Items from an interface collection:

━━━━━━

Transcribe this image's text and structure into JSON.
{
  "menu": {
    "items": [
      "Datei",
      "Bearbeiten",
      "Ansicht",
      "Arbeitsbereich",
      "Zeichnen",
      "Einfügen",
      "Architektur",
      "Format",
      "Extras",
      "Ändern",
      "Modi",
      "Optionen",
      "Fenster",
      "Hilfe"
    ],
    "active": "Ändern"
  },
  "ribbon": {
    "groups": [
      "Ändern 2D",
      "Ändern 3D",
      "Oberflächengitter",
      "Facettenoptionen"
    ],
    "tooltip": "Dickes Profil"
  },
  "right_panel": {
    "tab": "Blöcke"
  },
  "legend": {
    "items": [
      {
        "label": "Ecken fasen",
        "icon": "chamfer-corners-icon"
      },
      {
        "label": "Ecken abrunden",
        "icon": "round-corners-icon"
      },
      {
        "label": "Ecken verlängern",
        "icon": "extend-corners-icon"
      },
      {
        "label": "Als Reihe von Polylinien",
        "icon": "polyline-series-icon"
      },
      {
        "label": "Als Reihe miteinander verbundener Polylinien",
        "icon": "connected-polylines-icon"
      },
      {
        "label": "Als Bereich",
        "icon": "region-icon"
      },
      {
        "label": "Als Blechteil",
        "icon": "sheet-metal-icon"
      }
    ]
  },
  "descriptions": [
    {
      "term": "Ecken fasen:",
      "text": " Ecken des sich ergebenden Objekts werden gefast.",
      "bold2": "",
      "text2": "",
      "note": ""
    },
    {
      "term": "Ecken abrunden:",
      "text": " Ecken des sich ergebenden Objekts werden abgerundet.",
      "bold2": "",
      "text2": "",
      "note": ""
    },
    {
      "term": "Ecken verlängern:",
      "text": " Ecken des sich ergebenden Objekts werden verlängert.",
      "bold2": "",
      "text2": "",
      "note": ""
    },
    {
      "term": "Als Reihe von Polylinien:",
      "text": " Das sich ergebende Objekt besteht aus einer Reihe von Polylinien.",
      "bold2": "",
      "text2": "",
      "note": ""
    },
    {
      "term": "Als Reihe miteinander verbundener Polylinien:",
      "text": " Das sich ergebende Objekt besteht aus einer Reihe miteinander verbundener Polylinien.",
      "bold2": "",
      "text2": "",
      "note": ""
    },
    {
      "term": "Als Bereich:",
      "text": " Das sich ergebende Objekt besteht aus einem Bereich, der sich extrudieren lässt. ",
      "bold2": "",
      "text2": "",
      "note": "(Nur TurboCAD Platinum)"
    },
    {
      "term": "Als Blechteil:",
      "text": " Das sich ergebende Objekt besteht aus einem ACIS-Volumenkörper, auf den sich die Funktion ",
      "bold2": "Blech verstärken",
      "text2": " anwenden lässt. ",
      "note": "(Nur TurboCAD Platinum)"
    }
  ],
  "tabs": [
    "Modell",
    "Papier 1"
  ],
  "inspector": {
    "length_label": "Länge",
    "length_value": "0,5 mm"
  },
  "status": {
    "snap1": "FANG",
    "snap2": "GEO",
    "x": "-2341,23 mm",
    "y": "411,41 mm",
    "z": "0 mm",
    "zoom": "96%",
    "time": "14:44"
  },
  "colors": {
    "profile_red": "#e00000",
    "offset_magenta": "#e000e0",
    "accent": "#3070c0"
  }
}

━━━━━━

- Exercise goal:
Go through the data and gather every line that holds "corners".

- Response to the task:
        "icon": "chamfer-corners-icon"
        "icon": "round-corners-icon"
        "icon": "extend-corners-icon"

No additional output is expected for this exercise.